(Data records for software interfaces)
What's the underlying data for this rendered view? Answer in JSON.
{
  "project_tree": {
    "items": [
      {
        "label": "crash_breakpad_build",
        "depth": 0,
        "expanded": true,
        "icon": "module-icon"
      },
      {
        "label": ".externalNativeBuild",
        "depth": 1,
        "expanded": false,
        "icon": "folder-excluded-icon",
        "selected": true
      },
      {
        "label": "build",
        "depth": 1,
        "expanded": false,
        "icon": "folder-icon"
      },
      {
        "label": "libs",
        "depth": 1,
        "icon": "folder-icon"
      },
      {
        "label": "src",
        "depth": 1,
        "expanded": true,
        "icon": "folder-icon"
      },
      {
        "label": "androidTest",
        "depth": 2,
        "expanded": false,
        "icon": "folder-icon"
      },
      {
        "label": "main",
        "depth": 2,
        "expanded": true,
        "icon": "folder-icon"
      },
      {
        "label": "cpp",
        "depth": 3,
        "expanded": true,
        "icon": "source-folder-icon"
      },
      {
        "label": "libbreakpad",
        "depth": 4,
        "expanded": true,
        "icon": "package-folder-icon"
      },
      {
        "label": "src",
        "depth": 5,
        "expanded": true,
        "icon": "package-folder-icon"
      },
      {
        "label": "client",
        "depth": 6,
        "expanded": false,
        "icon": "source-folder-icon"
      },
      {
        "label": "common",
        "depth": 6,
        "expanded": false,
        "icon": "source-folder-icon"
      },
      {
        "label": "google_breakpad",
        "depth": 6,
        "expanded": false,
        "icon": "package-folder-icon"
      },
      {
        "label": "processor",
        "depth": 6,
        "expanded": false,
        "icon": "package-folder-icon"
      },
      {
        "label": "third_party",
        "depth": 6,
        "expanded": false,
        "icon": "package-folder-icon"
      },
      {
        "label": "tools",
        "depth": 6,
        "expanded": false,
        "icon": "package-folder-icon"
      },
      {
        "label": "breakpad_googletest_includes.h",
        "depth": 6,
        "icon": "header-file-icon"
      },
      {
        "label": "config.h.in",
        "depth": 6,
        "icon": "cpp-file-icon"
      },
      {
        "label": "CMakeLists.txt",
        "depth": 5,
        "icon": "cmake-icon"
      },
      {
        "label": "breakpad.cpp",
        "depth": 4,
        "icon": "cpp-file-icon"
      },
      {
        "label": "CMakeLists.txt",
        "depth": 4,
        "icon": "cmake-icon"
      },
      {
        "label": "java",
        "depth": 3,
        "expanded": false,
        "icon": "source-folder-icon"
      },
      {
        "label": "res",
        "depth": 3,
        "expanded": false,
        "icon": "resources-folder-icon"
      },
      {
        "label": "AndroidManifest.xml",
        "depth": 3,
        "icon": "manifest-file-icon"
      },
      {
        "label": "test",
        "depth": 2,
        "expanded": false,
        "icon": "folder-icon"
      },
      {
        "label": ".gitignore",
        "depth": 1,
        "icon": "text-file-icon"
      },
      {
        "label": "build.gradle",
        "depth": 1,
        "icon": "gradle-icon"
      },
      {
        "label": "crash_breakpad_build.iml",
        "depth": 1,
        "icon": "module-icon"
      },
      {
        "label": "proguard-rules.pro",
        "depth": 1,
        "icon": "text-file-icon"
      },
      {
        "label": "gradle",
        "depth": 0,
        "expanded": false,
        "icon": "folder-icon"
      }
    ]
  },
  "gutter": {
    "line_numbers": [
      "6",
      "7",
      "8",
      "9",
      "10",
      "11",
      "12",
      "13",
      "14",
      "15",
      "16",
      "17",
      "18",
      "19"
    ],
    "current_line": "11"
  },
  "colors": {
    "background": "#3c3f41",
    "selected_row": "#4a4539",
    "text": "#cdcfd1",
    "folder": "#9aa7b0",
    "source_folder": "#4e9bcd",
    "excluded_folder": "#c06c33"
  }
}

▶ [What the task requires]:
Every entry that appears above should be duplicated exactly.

▶ [Answer to this task]:
What's the underlying data for this rendered view? Answer in JSON.
{
  "project_tree": {
    "items": [
      {
        "label": "crash_breakpad_build",
        "depth": 0,
        "expanded": true,
        "icon": "module-icon"
      },
      {
        "label": ".externalNativeBuild",
        "depth": 1,
        "expanded": false,
        "icon": "folder-excluded-icon",
        "selected": true
      },
      {
        "label": "build",
        "depth": 1,
        "expanded": false,
        "icon": "folder-icon"
      },
      {
        "label": "libs",
        "depth": 1,
        "icon": "folder-icon"
      },
      {
        "label": "src",
        "depth": 1,
        "expanded": true,
        "icon": "folder-icon"
      },
      {
        "label": "androidTest",
        "depth": 2,
        "expanded": false,
        "icon": "folder-icon"
      },
      {
        "label": "main",
        "depth": 2,
        "expanded": true,
        "icon": "folder-icon"
      },
      {
        "label": "cpp",
        "depth": 3,
        "expanded": true,
        "icon": "source-folder-icon"
      },
      {
        "label": "libbreakpad",
        "depth": 4,
        "expanded": true,
        "icon": "package-folder-icon"
      },
      {
        "label": "src",
        "depth": 5,
        "expanded": true,
        "icon": "package-folder-icon"
      },
      {
        "label": "client",
        "depth": 6,
        "expanded": false,
        "icon": "source-folder-icon"
      },
      {
        "label": "common",
        "depth": 6,
        "expanded": false,
        "icon": "source-folder-icon"
      },
      {
        "label": "google_breakpad",
        "depth": 6,
        "expanded": false,
        "icon": "package-folder-icon"
      },
      {
        "label": "processor",
        "depth": 6,
        "expanded": false,
        "icon": "package-folder-icon"
      },
      {
        "label": "third_party",
        "depth": 6,
        "expanded": false,
        "icon": "package-folder-icon"
      },
      {
        "label": "tools",
        "depth": 6,
        "expanded": false,
        "icon": "package-folder-icon"
      },
      {
        "label": "breakpad_googletest_includes.h",
        "depth": 6,
        "icon": "header-file-icon"
      },
      {
        "label": "config.h.in",
        "depth": 6,
        "icon": "cpp-file-icon"
      },
      {
        "label": "CMakeLists.txt",
        "depth": 5,
        "icon": "cmake-icon"
      },
      {
        "label": "breakpad.cpp",
        "depth": 4,
        "icon": "cpp-file-icon"
      },
      {
        "label": "CMakeLists.txt",
        "depth": 4,
        "icon": "cmake-icon"
      },
      {
        "label": "java",
        "depth": 3,
        "expanded": false,
        "icon": "source-folder-icon"
      },
      {
        "label": "res",
        "depth": 3,
        "expanded": false,
        "icon": "resources-folder-icon"
      },
      {
        "label": "AndroidManifest.xml",
        "depth": 3,
        "icon": "manifest-file-icon"
      },
      {
        "label": "test",
        "depth": 2,
        "expanded": false,
        "icon": "folder-icon"
      },
      {
        "label": ".gitignore",
        "depth": 1,
        "icon": "text-file-icon"
      },
      {
        "label": "build.gradle",
        "depth": 1,
        "icon": "gradle-icon"
      },
      {
        "label": "crash_breakpad_build.iml",
        "depth": 1,
        "icon": "module-icon"
      },
      {
        "label": "proguard-rules.pro",
        "depth": 1,
        "icon": "text-file-icon"
      },
      {
        "label": "gradle",
        "depth": 0,
        "expanded": false,
        "icon": "folder-icon"
      }
    ]
  },
  "gutter": {
    "line_numbers": [
      "6",
      "7",
      "8",
      "9",
      "10",
      "11",
      "12",
      "13",
      "14",
      "15",
      "16",
      "17",
      "18",
      "19"
    ],
    "current_line": "11"
  },
  "colors": {
    "background": "#3c3f41",
    "selected_row": "#4a4539",
    "text": "#cdcfd1",
    "folder": "#9aa7b0",
    "source_folder": "#4e9bcd",
    "excluded_folder": "#c06c33"
  }
}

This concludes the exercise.